.

Too early to say. This fluctuates wildly. The next 6 months will tell us much more I think.
My feeling though is that the sun is taking a nap.

R. Gates

An important graph that should be always be looked at when discussing the sun is total solar irradiance. Irradiance is good measure of the total energy reaching the earth from the sun, and as as this latest very detailed graph displays:
http://lasp.colorado.edu/sorce/total_solar_irradiance_plots/images/tim_level3_tsi_24hour_2400x1800.png
While it is bouncing around a lot, the graph is quite clearly on the uptrend from the solar minimum, and if you look back toward the years prior to the solar minimum, heading back towards the last solar max in cycle 23, you’ll see a series of higher highs and lower lows, that are in line with the crossing of groups of sunspots, etc. Expect irradiance to continue on it’s upward trek, though bouncing up and down as it does so, toward the solar max in 2013, and the total amount of energy from the sun to increase ever so slightly in tandem.

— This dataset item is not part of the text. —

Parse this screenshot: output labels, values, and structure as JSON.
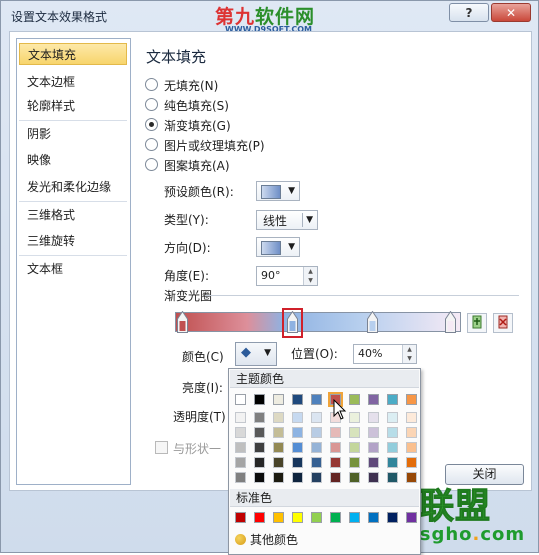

A great study on this has recently been published which also discusses the surprizing relationship between sunspots and faculae and irradiance:
http://www.physorg.com/news194025410.html
In sum, though we may be temporarily seeing a lull in solar activity, this brief spike down, which as the solar irradiance chart above shows, is often followed by a sharp spike upward, and there is no reason to think we won’t see that soon, as we have a long time to go to the next solar max.

Ulric Lyons

@Jimmy Haigh says:
June 10, 2010 at 1:46 pm
“But where?”
N.Hemisphere generally.